January 14, 2009
Contact: Michelle Mittelstadt
WASHINGTON –With the United States in an economic crisis
that may already be the worst since the Great Depression, a report
issued today by the Migration Policy Institute finds that the
recession may produce differing results for legal and illegal
The report, Immigrants
and the Current Economic Crisis, cites a growing body of
evidence suggesting there has been a measurable slowdown in
the historic growth of immigration in the United States, largely
because there has been no significant growth in the unauthorized
immigrant population since 2006.
“Legal and illegal immigration flows respond differently
in an economic crisis,” said Migration Policy Institute
President Demetrios Papademetriou, an author of the report. “Legal
permanent immigration flows are the least responsive to economic
pressures, while illegal immigration flows are the most responsive.”
“Still, substantial return migration of unauthorized immigrants
is unlikely unless there’s a protracted and severe worsening
of the U.S. economy,” Papademetriou added.
The report examines the effects of the economic crisis and factors
such as immigration enforcement on the immigrant population already
in the United States; predicts how future immigration flows may
be affected; discusses how immigrants fare in the U.S. labor
market during recessions; and offers possible policy prescriptions.
Among the report’s findings:
- While there is anecdotal evidence that return migration to
some countries, including Mexico, appears to have increased
there is no definitive trend so far that can be tied
in a significant way to U.S. economic conditions.
- Suggestions that increasingly strict enforcement of immigration
laws by federal, state and local officials is responsible for
increased return migration appear to be premature. With enforcement
differing from jurisdiction to jurisdiction, selective enforcement
strategies are likely to first divert unauthorized immigrants
to other destinations within the United States where economic
opportunities exist rather than induce them to leave the country.
- Return migration appears to correlate more closely with economic,
political and social developments in countries of origin than
with economic conditions in the United States.
- While immigrants on average share the demographic characteristics
of the workers who are most vulnerable during recessions (including
relative youth, lower levels of education and recent entry
into the labor force), they also may be able to adjust more
quickly than native-born workers to fluctuating labor market
conditions because they are more amenable to moving and changing
- The lack of access to public benefits and family obligations
(such as sending remittances to relatives in the country of
origin) may force immigrant workers to go to extraordinary
lengths to remain employed or find new employment quickly,
possibly pushing some into dangerous working conditions or
- Legal immigration appears least tied to U.S. economic conditions

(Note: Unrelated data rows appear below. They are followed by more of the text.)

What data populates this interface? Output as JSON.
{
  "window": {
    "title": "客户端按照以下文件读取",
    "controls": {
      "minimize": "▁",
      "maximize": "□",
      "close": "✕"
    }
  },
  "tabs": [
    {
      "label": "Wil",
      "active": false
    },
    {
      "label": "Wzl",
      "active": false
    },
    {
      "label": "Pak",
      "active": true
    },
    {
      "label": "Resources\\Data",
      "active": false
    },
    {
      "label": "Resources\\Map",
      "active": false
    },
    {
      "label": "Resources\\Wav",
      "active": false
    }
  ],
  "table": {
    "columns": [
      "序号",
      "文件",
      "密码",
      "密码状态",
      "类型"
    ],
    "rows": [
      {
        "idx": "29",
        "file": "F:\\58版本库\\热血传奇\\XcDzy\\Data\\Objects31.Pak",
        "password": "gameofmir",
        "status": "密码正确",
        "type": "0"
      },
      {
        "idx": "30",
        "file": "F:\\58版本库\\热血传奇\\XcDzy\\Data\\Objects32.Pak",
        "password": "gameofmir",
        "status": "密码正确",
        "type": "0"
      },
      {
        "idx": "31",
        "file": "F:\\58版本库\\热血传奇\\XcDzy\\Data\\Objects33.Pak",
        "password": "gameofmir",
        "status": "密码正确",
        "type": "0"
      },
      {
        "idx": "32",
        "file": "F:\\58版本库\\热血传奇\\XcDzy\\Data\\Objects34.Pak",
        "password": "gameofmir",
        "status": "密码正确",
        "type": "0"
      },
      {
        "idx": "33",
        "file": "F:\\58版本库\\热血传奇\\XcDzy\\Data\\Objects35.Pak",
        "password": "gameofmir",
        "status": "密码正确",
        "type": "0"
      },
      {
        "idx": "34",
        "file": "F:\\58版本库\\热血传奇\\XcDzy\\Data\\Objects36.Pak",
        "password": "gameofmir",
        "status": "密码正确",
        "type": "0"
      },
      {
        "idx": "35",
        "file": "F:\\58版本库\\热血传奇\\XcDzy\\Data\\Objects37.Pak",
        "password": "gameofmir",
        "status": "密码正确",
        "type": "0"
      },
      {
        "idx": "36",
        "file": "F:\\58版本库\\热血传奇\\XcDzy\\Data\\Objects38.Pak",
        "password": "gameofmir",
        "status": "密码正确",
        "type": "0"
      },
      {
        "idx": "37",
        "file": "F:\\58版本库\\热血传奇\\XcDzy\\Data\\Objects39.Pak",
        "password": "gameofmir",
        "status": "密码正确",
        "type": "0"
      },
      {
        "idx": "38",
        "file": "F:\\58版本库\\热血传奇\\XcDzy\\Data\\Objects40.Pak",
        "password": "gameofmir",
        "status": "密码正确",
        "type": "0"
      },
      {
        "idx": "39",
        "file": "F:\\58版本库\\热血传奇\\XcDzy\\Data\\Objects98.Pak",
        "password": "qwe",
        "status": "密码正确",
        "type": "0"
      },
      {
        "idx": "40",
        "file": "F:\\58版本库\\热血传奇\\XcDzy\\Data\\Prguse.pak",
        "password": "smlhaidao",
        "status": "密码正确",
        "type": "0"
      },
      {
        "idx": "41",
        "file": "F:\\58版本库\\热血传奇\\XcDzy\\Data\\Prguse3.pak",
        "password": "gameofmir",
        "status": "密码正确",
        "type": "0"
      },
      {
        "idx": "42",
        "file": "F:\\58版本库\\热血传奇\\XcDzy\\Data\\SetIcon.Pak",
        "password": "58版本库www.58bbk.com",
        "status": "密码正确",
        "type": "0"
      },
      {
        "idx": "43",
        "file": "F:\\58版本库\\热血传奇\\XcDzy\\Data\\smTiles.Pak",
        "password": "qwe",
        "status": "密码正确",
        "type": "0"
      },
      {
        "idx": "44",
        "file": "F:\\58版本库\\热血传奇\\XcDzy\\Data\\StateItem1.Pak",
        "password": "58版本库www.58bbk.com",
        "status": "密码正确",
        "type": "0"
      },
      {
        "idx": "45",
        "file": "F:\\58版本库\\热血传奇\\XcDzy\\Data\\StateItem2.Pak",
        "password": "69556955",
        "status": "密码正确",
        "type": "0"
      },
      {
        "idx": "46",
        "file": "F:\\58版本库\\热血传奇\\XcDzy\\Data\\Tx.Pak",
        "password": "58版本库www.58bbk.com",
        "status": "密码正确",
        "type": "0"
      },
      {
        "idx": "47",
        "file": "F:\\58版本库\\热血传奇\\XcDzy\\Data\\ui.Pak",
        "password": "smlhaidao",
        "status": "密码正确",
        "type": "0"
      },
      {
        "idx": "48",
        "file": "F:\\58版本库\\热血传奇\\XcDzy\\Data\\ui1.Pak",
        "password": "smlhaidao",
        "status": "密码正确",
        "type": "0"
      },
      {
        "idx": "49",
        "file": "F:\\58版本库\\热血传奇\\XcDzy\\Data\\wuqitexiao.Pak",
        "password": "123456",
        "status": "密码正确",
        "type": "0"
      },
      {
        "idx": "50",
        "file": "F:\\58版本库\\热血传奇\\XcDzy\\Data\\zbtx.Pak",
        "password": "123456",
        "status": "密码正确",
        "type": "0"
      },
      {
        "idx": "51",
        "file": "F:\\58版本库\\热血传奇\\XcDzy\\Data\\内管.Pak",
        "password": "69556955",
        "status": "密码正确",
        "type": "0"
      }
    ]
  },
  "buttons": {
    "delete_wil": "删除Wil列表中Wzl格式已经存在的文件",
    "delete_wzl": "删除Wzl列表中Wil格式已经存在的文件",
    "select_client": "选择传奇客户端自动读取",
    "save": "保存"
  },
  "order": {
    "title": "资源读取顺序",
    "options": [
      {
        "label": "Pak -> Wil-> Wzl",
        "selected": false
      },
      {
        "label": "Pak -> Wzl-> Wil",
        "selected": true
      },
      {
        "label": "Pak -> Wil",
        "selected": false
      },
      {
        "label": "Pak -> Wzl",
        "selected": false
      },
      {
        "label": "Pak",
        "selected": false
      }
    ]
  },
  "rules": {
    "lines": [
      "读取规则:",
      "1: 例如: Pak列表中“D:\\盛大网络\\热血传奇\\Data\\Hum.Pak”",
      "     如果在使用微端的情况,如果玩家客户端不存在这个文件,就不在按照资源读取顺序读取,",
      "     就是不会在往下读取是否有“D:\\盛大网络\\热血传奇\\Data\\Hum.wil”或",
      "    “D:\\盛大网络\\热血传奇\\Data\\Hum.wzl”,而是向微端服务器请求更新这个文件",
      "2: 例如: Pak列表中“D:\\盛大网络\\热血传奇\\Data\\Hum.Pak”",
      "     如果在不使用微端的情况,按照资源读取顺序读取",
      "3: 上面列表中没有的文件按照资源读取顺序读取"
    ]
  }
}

because most legal immigrants in recent years have been status
adjusters who already live in the United States and tend to
have strong labor market ties; there is a pent-up demand for
employer-sponsored visas; about two-thirds of legal immigrants
are coming to reunite with family on visas that, in many cases,
took years to secure; and refugee and asylee flows are largely
independent of the economic climate.
“Illegal immigration is more responsive to economic downturns
than legal immigration because it is comprised overwhelmingly
of economic migrants whose decisions to migrate are based on
their ability to find work,” said report co-author Aaron
Terrazas, an MPI Research Assistant.
The report offers a number of policy suggestions that could
make the U.S. immigration system more responsive to U.S. labor
market and economic needs, among them the creation of a Standing
Commission on Immigration and Labor Markets that would provide
recommendations to Congress and the administration on adjustments
to admissions levels based on labor market needs, employment
patterns and changing economic and demographic trends.
“While the current economic crisis might not seem the
most opportune moment to fix the chronic disconnect between the
U.S. labor market and immigration system, visionary policymakers
will recognize that a more nimble and thoughtful immigration
system would better serve U.S. economic interests in an ever-more
competitive global marketplace,” Papademetriou said.
The report, the first research product of MPI’s new Labor
Markets Initiative, is available online at: www.migrationpolicy.org/pubs/lmi_recessionJan09.pdf
The Migration Policy Institute is an independent, non-partisan,
non-profit think tank in Washington, DC dedicated to analysis
of the movement of people worldwide. MPI provides analysis, development
and evaluation of migration and refugee policies at the local,
national and international levels.